The Cheese Factor

Many cities boast popular pizza joints like Quick Fire Pizza in Newark Ohio, known for their mouthwatering pies and cozy ambiance. When you speak of pizza, molten cheese invariably comes to mind—a stretchy, satisfying blanket that brings comfort and a rich flavor. Cheese, in its many forms, from the classic mozzarella di bufala to the smoky allure of Provola, adds textural contrast and a layer of decadent taste. When done correctly, the cheese harmonizes with the ingredients beneath, allowing for a uniform bite that delivers the entirety of the pizza’s profile.

Expert pizzaioli often experiment with combinations of cheeses to achieve the ideal melt and flavor — a blend of mozzarella for smoothness, provolone for sharpness, and a touch of Parmesan for a salty kick. Each cheese carries its melting properties, determining how it interacts with the heat and infuses the entire pizza during baking, ultimately creating a distinct and memorable texture and taste. The cheese can make a subtle background statement or take on a starring role, depending on the intended result.

The Role of Heat: Ovens and Cooking Methods

Mastery of the flame is essential in the theatre of pizza making. The choice of oven and its inner workings are as crucial as the ingredients themselves. Traditional wood-fired ovens, celebrated for their high heat and the smoky essence they impart, are not just cooking appliances but a nod to the history of pizza making. Alternatively, gas and electric ovens offer more control and consistency, which is significant in professional settings where the repetition of the perfect result is critical.

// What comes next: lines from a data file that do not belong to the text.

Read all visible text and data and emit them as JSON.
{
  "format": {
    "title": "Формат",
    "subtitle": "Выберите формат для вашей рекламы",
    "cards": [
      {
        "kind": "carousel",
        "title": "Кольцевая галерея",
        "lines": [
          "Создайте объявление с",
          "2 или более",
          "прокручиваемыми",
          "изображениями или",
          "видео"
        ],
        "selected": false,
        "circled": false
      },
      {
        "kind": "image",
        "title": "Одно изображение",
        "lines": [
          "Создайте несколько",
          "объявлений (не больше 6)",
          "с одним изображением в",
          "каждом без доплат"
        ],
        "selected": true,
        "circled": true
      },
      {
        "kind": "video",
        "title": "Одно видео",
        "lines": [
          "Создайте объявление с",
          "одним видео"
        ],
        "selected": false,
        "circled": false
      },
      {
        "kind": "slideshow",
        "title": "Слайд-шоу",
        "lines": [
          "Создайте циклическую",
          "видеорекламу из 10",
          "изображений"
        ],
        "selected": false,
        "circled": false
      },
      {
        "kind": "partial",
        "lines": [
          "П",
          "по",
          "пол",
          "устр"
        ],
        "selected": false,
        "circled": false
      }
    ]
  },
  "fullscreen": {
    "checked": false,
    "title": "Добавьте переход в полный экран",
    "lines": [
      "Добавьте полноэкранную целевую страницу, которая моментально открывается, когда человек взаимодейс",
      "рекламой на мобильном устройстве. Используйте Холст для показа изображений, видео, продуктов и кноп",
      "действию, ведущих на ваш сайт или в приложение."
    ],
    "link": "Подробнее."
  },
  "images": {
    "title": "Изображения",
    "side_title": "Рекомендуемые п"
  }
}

The baking’s nuances are the heat source, the oven’s material, the dome shape, and even the fire’s placement. A pizzaiolo must harmonize these elements, wielding intense temperatures to coax the raw dough into a culinary masterpiece. The moment a perfectly charred and bubbling pie emerges from the oven’s mouth is a transcendent encounter with the elemental force that is cooking.

Traditional Pizzas Around the World

To study pizza’s cultural impact is to embark on a gastronomic tour across the globe. Traditional styles vary dramatically, from the emblematic Margherita of Naples to the lavishly topped Detroit-style square pies. Each region brings its identity to the forefront through its pizza, a palette with local ingredients and time-honored methods. Internationally, the common thread is that, despite the exciting divergence of styles, the respect and love for this meal unite pizza enthusiasts worldwide. 

Numerous variations of pizza exist, and each tells a story. Take, for instance, the Brazilian pizza with its exotic combinations or the Okonomiyaki-style pizza, an innovative adaptation of local flavors onto a pizza base. These regional variations satisfy local tastes and connect the world’s flavors through the universal language of pizza.

The Rising Trend of Gourmet Pizzas

The dialogue between tradition and innovation in pizza crafting has led to the burgeoning trend of gourmet pizzas. Such offerings have transcended expectations and ventured into high-end dining, incorporating premium ingredients like truffle oil, artisanal cheeses, and unique proteins. This elevation of pizza reflects not just a change in taste but a movement towards a more discerning, quality-driven consumer keen to explore novel culinary adventures presented on a crust. 

This shift has also seen pizzas paired with high-quality wines and become central to tastings and gastronomy events. Each innovative pie tells its tale, inviting diners to appreciate pizza’s complexities rather than see it solely as a casual, fast-food option. This transformation is not fleeting—gourmet pizza has carved out a niche and heralds an era of pizza synonymous with refinement and experimentation.

Pairing Pizza with Drinks

A thoughtful selection of drinks often accompanies the perfect pizza experience. The robust flavors of a hearty meat-topped pie may call for a bold red wine or a hoppy ale, while a fresh vegetarian pizza with a zippy tomato sauce might pair beautifully with a crisp white wine or a light lager. The rules are not hard and fast, allowing for personal preferences and playful experimentation. Ultimately, the goal is to complement the pizza flavors and elevate the whole dining experience, adding a layer of enjoyment with each sip accompanying a bite.